As part of IDLO's project to increase accountability for sexual and gender-based crimes in Liberia, it is working to build the capacity of judges to effectively handle and dispose of sexual and gender-based violence cases. The project aims to enhance the efficiency, transparency and accountability of the judicial process to improve access to justice for survivors of sexual violence.
Sexual violence in Liberia
The Liberian government and the international community have focused efforts on addressing sexual violence in the country since the end of the civil war in 2003. Reports emerging from the 14-year long conflict show that sexual violence was considered a “characterizing feature” and rape reached “endemic” levels.
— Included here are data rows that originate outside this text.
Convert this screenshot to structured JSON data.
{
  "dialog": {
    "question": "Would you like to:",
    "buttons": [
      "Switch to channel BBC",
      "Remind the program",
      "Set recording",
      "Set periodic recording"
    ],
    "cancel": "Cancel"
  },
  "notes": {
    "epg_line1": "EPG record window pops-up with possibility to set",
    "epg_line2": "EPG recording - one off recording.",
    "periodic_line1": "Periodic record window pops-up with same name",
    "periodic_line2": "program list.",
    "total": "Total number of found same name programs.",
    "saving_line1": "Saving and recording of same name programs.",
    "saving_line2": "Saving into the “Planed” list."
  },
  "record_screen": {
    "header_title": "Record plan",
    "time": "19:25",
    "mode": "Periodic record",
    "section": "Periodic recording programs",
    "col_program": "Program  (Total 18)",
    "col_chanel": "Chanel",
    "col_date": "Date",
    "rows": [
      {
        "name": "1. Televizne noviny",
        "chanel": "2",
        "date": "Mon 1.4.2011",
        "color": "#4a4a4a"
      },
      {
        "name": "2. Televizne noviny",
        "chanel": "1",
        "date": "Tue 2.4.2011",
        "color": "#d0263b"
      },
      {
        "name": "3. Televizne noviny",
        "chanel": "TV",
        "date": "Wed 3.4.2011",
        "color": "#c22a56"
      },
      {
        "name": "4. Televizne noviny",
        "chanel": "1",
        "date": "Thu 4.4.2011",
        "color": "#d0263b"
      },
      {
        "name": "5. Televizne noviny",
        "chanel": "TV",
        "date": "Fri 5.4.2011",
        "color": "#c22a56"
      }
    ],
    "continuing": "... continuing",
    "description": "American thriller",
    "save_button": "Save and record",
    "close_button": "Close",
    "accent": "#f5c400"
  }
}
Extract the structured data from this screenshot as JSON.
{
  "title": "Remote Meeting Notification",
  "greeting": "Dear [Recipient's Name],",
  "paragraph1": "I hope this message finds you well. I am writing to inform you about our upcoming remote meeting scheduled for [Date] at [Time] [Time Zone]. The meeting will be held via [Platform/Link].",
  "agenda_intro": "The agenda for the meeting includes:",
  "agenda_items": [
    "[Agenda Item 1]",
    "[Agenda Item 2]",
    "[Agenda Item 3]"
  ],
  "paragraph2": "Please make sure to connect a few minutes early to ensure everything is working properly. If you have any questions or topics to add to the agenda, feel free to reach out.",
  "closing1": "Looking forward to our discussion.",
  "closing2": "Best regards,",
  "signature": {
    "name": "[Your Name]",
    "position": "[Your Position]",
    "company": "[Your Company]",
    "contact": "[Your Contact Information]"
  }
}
In addition to persisting impunity for crimes committed during this period, a 2016 UN report shows that rape remains the second most common crime in Liberia and still poses a considerable threat to women and girls.
In response to urgent demands for improved judicial remedies, a special court designated to deal exclusively with sexual offenses, Criminal Court “E”, was established in December 2008. However, high caseloads, reduced functioning of the jury system and lack of support services for survivors limit the Court’s effectiveness.
Notably, a 2016 study by IDLO showed that in 2015, among the 1396 cases reported to the five Montserrado one-stop clinics, a staggeringly low 267 were reported to the Liberia National Police, 119 received an indictment, and only 3 cases proceeded to trial.
The UN report also cited institutional weakness as a reason why survivors lack confidence in the justice delivery system, compromising the rule of law. Strengthening the body of knowledge around sexual and gender-based violence cases through exchanges between judiciaries can therefore help ensure effective justice delivery to survivors.
Collaboration with South Africa
Liberia and South Africa have a longstanding relationship and share similar experiences and challenges in addressing sexual and gender-based crimes. In developing more effective mechanisms, there is an opportunity for the Liberian and South African judiciaries to exchange knowledge.
In partnership with the Liberia Judicial Institute and South African counterparts, IDLO hosted a training on sexual and gender-based violence (SGBV) in Monrovia, Liberia for circuit court judges and stipendiary magistrates from January 31 to February 01. Targeting 47 judges and magistrates from all over the country, the objective of the workshop was to facilitate continued cross learning between the Liberian and South African judiciaries on handling sexual and gender-based violence cases.
The two-day capacity building workshop follows the success of the first SGBV training for judges held in April of 2017 in Monrovia.
In his opening remarks at the workshop, Liberian Chief Justice Hon. Francis S. Korkpor Sr. welcomed the continued collaboration with the South African Judiciary and IDLO on training for sexual and gender-based violence cases and reaffirmed his belief that continuing legal education is essential for an effective judiciary.
Commenting on the differences between the South African and Liberian legal systems, the Chief Justice noted that the two are grounded on common principles of justice and fairness. “The law is the law and it transcends borders and jurisdictions,” he remarked.
The workshop was facilitated by Judge Margaret Victor and Judge Selby Baqwa, senior High Court Judges from the South African judiciary and trainers within the South African Judicial Institute, which is responsible for continuing education for judicial officers. Informed by the needs emerging from the first training, the topics ranged from analyzing forensic evidence in SGBV cases, school-based sexual harassment, human trafficking and instructing the jury in SGBV trials. A session on case management by judges in the court room was also held.
The facilitators used adult learning methods which incorporated practical exercises on jury instructions as well as interactive techniques that enabled participants to supplement existing knowledge with new information from exchanges with counterparts.
In addition, the group broke into smaller groups of about 25 participants each and worked in parallel sessions with the two judges over the training period to facilitate greater interaction between the facilitators and the participants.
The judges expressed overall satisfaction with the workshop highlighting that the training had been particularly helpful in ways of dealing with domestic violence cases, as the focus on SGBV tended to focus on sexual assault. In addition, the participants expressed satisfaction with the opportunity to learn from another jurisdiction, in particular about managing cases as judges, given the challenges of backlogged dockets.
“Judicial cooperation across countries is of utmost importance,” commented IDLO Field Program Manager in Liberia, Ms. Teresa Mugadza. “Exchanging knowledge and experience between judiciaries can enhance judicial effectiveness and in turn bring justice to survivors of sexual violence.”
IDLO’s project in Liberia is funded by the United States Department of State.
Photo by Cameron Zohoori, togetherliberia.org